## What the exercise asks
Print all of the entries exactly, minus the pictures.

## Dataset content
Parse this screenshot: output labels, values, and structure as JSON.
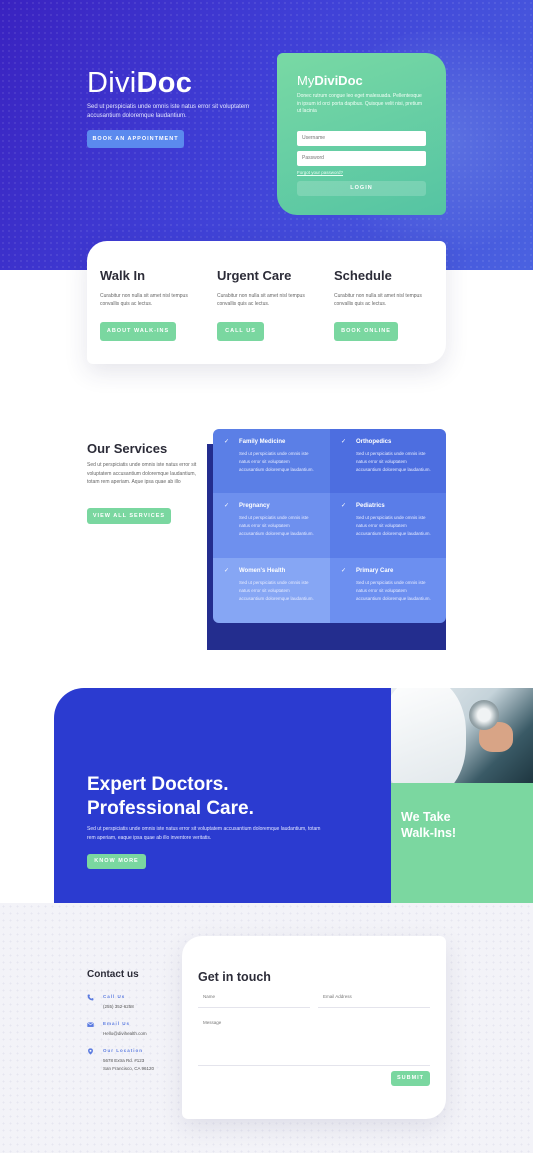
{
  "hero": {
    "logo_light": "Divi",
    "logo_bold": "Doc",
    "description": "Sed ut perspiciatis unde omnis iste natus error sit voluptatem accusantium doloremque laudantium.",
    "cta_label": "Book an Appointment"
  },
  "login": {
    "title_light": "My",
    "title_bold": "DiviDoc",
    "description": "Donec rutrum congue leo eget malesuada. Pellentesque in ipsum id orci porta dapibus. Quisque velit nisi, pretium ut lacinia",
    "username_placeholder": "Username",
    "password_placeholder": "Password",
    "forgot_label": "Forgot your password?",
    "login_label": "Login"
  },
  "cards": [
    {
      "title": "Walk In",
      "text": "Curabitur non nulla sit amet nisl tempus convallis quis ac lectus.",
      "button": "About Walk-ins"
    },
    {
      "title": "Urgent Care",
      "text": "Curabitur non nulla sit amet nisl tempus convallis quis ac lectus.",
      "button": "Call Us"
    },
    {
      "title": "Schedule",
      "text": "Curabitur non nulla sit amet nisl tempus convallis quis ac lectus.",
      "button": "Book Online"
    }
  ],
  "services": {
    "title": "Our Services",
    "text": "Sed ut perspiciatis unde omnis iste natus error sit voluptatem accusantium doloremque laudantium, totam rem aperiam. Aque ipsa quae ab illo",
    "button": "View All Services",
    "items": [
      {
        "title": "Family Medicine",
        "text": "Sed ut perspiciatis unde omnis iste natus error sit voluptatem accusantium doloremque laudantium.",
        "color": "#5b7fe6"
      },
      {
        "title": "Orthopedics",
        "text": "Sed ut perspiciatis unde omnis iste natus error sit voluptatem accusantium doloremque laudantium.",
        "color": "#4d6ee0"
      },
      {
        "title": "Pregnancy",
        "text": "Sed ut perspiciatis unde omnis iste natus error sit voluptatem accusantium doloremque laudantium.",
        "color": "#6e90ee"
      },
      {
        "title": "Pediatrics",
        "text": "Sed ut perspiciatis unde omnis iste natus error sit voluptatem accusantium doloremque laudantium.",
        "color": "#5a7de8"
      },
      {
        "title": "Women's Health",
        "text": "Sed ut perspiciatis unde omnis iste natus error sit voluptatem accusantium doloremque laudantium.",
        "color": "#86a6f4"
      },
      {
        "title": "Primary Care",
        "text": "Sed ut perspiciatis unde omnis iste natus error sit voluptatem accusantium doloremque laudantium.",
        "color": "#6c8ff0"
      }
    ]
  },
  "expert": {
    "title_line1": "Expert Doctors.",
    "title_line2": "Professional Care.",
    "text": "Sed ut perspiciatis unde omnis iste natus error sit voluptatem accusantium doloremque laudantium, totam rem aperiam, eaque ipsa quae ab illo inventore veritatis.",
    "button": "Know More",
    "walkins_line1": "We Take",
    "walkins_line2": "Walk-Ins!"
  },
  "contact": {
    "title": "Contact us",
    "call_label": "Call Us",
    "call_value": "(255) 352-6258",
    "email_label": "Email Us",
    "email_value": "Hello@divihealth.com",
    "location_label": "Our Location",
    "location_line1": "5678 Extra Rd. #123",
    "location_line2": "San Francisco, CA 96120"
  },
  "form": {
    "title": "Get in touch",
    "name_placeholder": "Name",
    "email_placeholder": "Email Address",
    "message_placeholder": "Message",
    "submit_label": "Submit"
  },
  "colors": {
    "hero_gradient": "#3a22c0",
    "accent_green": "#7ad7a0",
    "accent_blue": "#5b8aee",
    "expert_blue": "#2b3bd0"
  }
}
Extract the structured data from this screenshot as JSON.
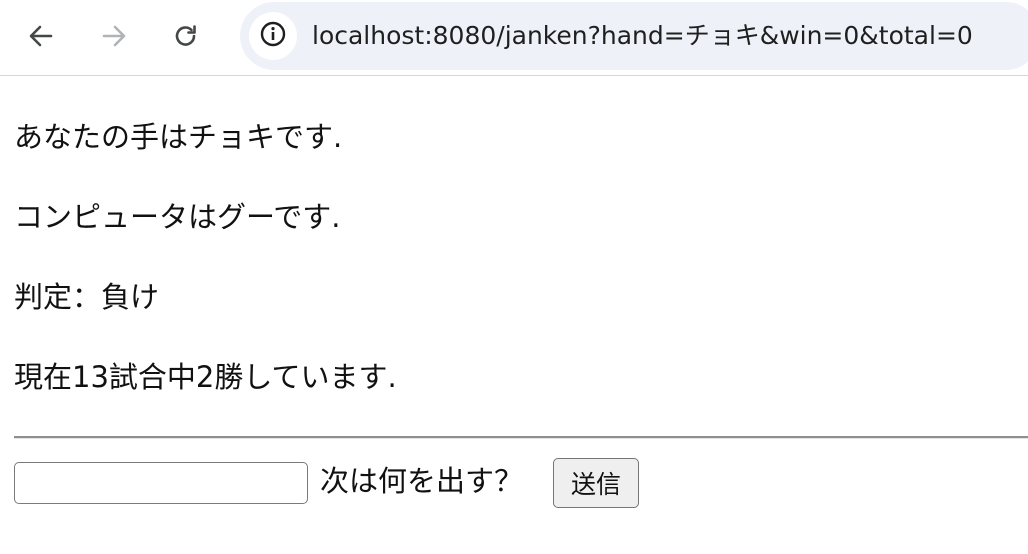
{
  "browser": {
    "url": "localhost:8080/janken?hand=チョキ&win=0&total=0",
    "icons": {
      "back": "arrow-left",
      "forward": "arrow-right",
      "reload": "reload",
      "site_info": "info-circle"
    },
    "colors": {
      "omnibox_bg": "#eef2f8",
      "icon_active": "#444746",
      "icon_disabled": "#b0b3b8"
    }
  },
  "result": {
    "player_hand_text": "あなたの手はチョキです.",
    "computer_hand_text": "コンピュータはグーです.",
    "judgement_text": "判定：負け",
    "record_text": "現在13試合中2勝しています."
  },
  "form": {
    "hand_input_value": "",
    "prompt_label": "次は何を出す？",
    "submit_label": "送信"
  }
}
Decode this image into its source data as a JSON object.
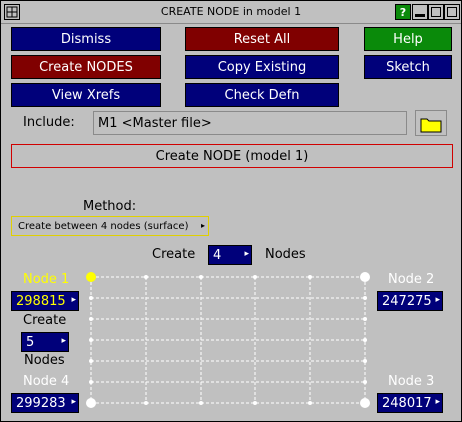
{
  "window": {
    "title": "CREATE NODE in model 1",
    "help_mark": "?"
  },
  "buttons": {
    "dismiss": "Dismiss",
    "reset_all": "Reset All",
    "help": "Help",
    "create_nodes": "Create NODES",
    "copy_existing": "Copy Existing",
    "sketch": "Sketch",
    "view_xrefs": "View Xrefs",
    "check_defn": "Check Defn"
  },
  "include": {
    "label": "Include:",
    "value": "M1  <Master file>"
  },
  "header": {
    "title": "Create NODE (model 1)"
  },
  "method": {
    "label": "Method:",
    "value": "Create between 4 nodes (surface)"
  },
  "create_row": {
    "prefix": "Create",
    "count": "4",
    "suffix": "Nodes"
  },
  "corners": {
    "node1_label": "Node 1",
    "node1_value": "298815",
    "node2_label": "Node 2",
    "node2_value": "247275",
    "node3_label": "Node 3",
    "node3_value": "248017",
    "node4_label": "Node 4",
    "node4_value": "299283"
  },
  "side_create": {
    "prefix": "Create",
    "count": "5",
    "suffix": "Nodes"
  },
  "colors": {
    "button_blue": "#00007a",
    "button_red": "#800000",
    "button_green": "#0a8a0a",
    "header_border": "#d00000",
    "active_node": "#ffff00"
  }
}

## Your response
Parse this screenshot: output labels, values, and structure as JSON.
{
  "hero": {
    "logo_light": "Divi",
    "logo_bold": "Doc",
    "description": "Sed ut perspiciatis unde omnis iste natus error sit voluptatem accusantium doloremque laudantium.",
    "cta_label": "Book an Appointment"
  },
  "login": {
    "title_light": "My",
    "title_bold": "DiviDoc",
    "description": "Donec rutrum congue leo eget malesuada. Pellentesque in ipsum id orci porta dapibus. Quisque velit nisi, pretium ut lacinia",
    "username_placeholder": "Username",
    "password_placeholder": "Password",
    "forgot_label": "Forgot your password?",
    "login_label": "Login"
  },
  "cards": [
    {
      "title": "Walk In",
      "text": "Curabitur non nulla sit amet nisl tempus convallis quis ac lectus.",
      "button": "About Walk-ins"
    },
    {
      "title": "Urgent Care",
      "text": "Curabitur non nulla sit amet nisl tempus convallis quis ac lectus.",
      "button": "Call Us"
    },
    {
      "title": "Schedule",
      "text": "Curabitur non nulla sit amet nisl tempus convallis quis ac lectus.",
      "button": "Book Online"
    }
  ],
  "services": {
    "title": "Our Services",
    "text": "Sed ut perspiciatis unde omnis iste natus error sit voluptatem accusantium doloremque laudantium, totam rem aperiam. Aque ipsa quae ab illo",
    "button": "View All Services",
    "items": [
      {
        "title": "Family Medicine",
        "text": "Sed ut perspiciatis unde omnis iste natus error sit voluptatem accusantium doloremque laudantium.",
        "color": "#5b7fe6"
      },
      {
        "title": "Orthopedics",
        "text": "Sed ut perspiciatis unde omnis iste natus error sit voluptatem accusantium doloremque laudantium.",
        "color": "#4d6ee0"
      },
      {
        "title": "Pregnancy",
        "text": "Sed ut perspiciatis unde omnis iste natus error sit voluptatem accusantium doloremque laudantium.",
        "color": "#6e90ee"
      },
      {
        "title": "Pediatrics",
        "text": "Sed ut perspiciatis unde omnis iste natus error sit voluptatem accusantium doloremque laudantium.",
        "color": "#5a7de8"
      },
      {
        "title": "Women's Health",
        "text": "Sed ut perspiciatis unde omnis iste natus error sit voluptatem accusantium doloremque laudantium.",
        "color": "#86a6f4"
      },
      {
        "title": "Primary Care",
        "text": "Sed ut perspiciatis unde omnis iste natus error sit voluptatem accusantium doloremque laudantium.",
        "color": "#6c8ff0"
      }
    ]
  },
  "expert": {
    "title_line1": "Expert Doctors.",
    "title_line2": "Professional Care.",
    "text": "Sed ut perspiciatis unde omnis iste natus error sit voluptatem accusantium doloremque laudantium, totam rem aperiam, eaque ipsa quae ab illo inventore veritatis.",
    "button": "Know More",
    "walkins_line1": "We Take",
    "walkins_line2": "Walk-Ins!"
  },
  "contact": {
    "title": "Contact us",
    "call_label": "Call Us",
    "call_value": "(255) 352-6258",
    "email_label": "Email Us",
    "email_value": "Hello@divihealth.com",
    "location_label": "Our Location",
    "location_line1": "5678 Extra Rd. #123",
    "location_line2": "San Francisco, CA 96120"
  },
  "form": {
    "title": "Get in touch",
    "name_placeholder": "Name",
    "email_placeholder": "Email Address",
    "message_placeholder": "Message",
    "submit_label": "Submit"
  },
  "colors": {
    "hero_gradient": "#3a22c0",
    "accent_green": "#7ad7a0",
    "accent_blue": "#5b8aee",
    "expert_blue": "#2b3bd0"
  }
}
Extract the structured data from this screenshot as JSON.
{
  "browser": {
    "url": "localhost:8080/janken?hand=チョキ&win=0&total=0",
    "icons": {
      "back": "arrow-left",
      "forward": "arrow-right",
      "reload": "reload",
      "site_info": "info-circle"
    },
    "colors": {
      "omnibox_bg": "#eef2f8",
      "icon_active": "#444746",
      "icon_disabled": "#b0b3b8"
    }
  },
  "result": {
    "player_hand_text": "あなたの手はチョキです.",
    "computer_hand_text": "コンピュータはグーです.",
    "judgement_text": "判定：負け",
    "record_text": "現在13試合中2勝しています."
  },
  "form": {
    "hand_input_value": "",
    "prompt_label": "次は何を出す？",
    "submit_label": "送信"
  }
}
Decode this image into its source data as a JSON object.
{
  "window": {
    "title": "CREATE NODE in model 1",
    "help_mark": "?"
  },
  "buttons": {
    "dismiss": "Dismiss",
    "reset_all": "Reset All",
    "help": "Help",
    "create_nodes": "Create NODES",
    "copy_existing": "Copy Existing",
    "sketch": "Sketch",
    "view_xrefs": "View Xrefs",
    "check_defn": "Check Defn"
  },
  "include": {
    "label": "Include:",
    "value": "M1  <Master file>"
  },
  "header": {
    "title": "Create NODE (model 1)"
  },
  "method": {
    "label": "Method:",
    "value": "Create between 4 nodes (surface)"
  },
  "create_row": {
    "prefix": "Create",
    "count": "4",
    "suffix": "Nodes"
  },
  "corners": {
    "node1_label": "Node 1",
    "node1_value": "298815",
    "node2_label": "Node 2",
    "node2_value": "247275",
    "node3_label": "Node 3",
    "node3_value": "248017",
    "node4_label": "Node 4",
    "node4_value": "299283"
  },
  "side_create": {
    "prefix": "Create",
    "count": "5",
    "suffix": "Nodes"
  },
  "colors": {
    "button_blue": "#00007a",
    "button_red": "#800000",
    "button_green": "#0a8a0a",
    "header_border": "#d00000",
    "active_node": "#ffff00"
  }
}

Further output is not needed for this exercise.